“If you want to track all of this back to what the root of the problem is, in my opinion, it’s methamphetamine, methamphetamine use, methamphetamine abuse and trafficking,” he said.

He called it a problem of “epidemic” proportion in western and northwestern Wisconsin.

Outgoing Bayfield County District Attorney Fred Bourg requested one more prosecutor for his office. Bourg said he’s alone in his office filing around 700 criminal cases.

“The workload is pretty profound,” Bourg said. “In order to do good work on any one file, you really have to heavily triage, which means that there’s going to be other files that you really can’t do a whole lot with. It’s just not a good way to function.”

While the office has three other employees, Bourg said they’re not lawyers.

“When you’re working with just one lawyer, there’s no relief,” he said. “You can’t take a day off because if you do and they need to do a bail hearing or some other emergency hearing, you have to be there.”

Bourg agreed the spread of methamphetamine into the region from the Twin Cities is a significant reason the caseload warrants having more prosecutors. He cited a case brought by the Wisconsin Division of Criminal Investigations that involved 15 people who were charged in a meth distribution ring.

“We still have a number of other defendants where it looks like they’re going to be going to trial in the next few months,” he said. “The organizational part of that in terms of getting the evidence and the witnesses together is extremely different because you’re covering witnesses from two states and multiple counties. For a one-lawyer office to be able to run litigation at that level, it’s pretty tricky.”

However, McKnight noted that fully funding the need for prosecutors in the state wouldn’t solve the underlying problem.

“A long-term solution is getting our criminal justice system under control, getting our caseloads under control, making better decisions as criminal justice systems achieving better outcomes from the cases that we handle and really doing something to address the problem than just throwing more prosecutors and consequently more defense attorneys and probably more jails at the problem,” he said.

McKnight said people who commit crimes often need more community support, monitoring or drug and alcohol testing when released, but he said smaller counties often have few resources at their disposal.

Tom Evenson, a spokesman for Gov. Scott Walker, wrote in an email that the governor’s priorities are needy and elderly families, as well as investing more in education and worker training in the next biennium.
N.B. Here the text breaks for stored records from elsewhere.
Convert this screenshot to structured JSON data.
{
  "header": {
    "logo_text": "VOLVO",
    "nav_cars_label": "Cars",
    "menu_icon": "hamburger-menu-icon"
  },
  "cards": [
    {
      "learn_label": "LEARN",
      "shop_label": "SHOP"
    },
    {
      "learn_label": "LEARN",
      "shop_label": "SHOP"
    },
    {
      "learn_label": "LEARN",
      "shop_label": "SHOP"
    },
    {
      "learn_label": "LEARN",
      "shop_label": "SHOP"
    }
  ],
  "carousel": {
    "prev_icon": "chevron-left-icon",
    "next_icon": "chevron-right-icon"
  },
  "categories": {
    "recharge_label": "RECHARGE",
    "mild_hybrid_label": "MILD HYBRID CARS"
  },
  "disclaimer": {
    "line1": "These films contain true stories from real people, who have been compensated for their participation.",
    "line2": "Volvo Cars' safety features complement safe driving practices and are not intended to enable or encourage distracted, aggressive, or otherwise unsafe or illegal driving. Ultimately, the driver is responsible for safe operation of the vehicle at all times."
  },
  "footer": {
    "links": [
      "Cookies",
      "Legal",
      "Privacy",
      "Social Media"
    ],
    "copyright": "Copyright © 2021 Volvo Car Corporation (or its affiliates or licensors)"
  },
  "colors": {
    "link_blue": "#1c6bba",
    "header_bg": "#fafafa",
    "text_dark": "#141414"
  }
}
But, Evenson said Walker is open to staff requests while preparing the 2017-18 budget.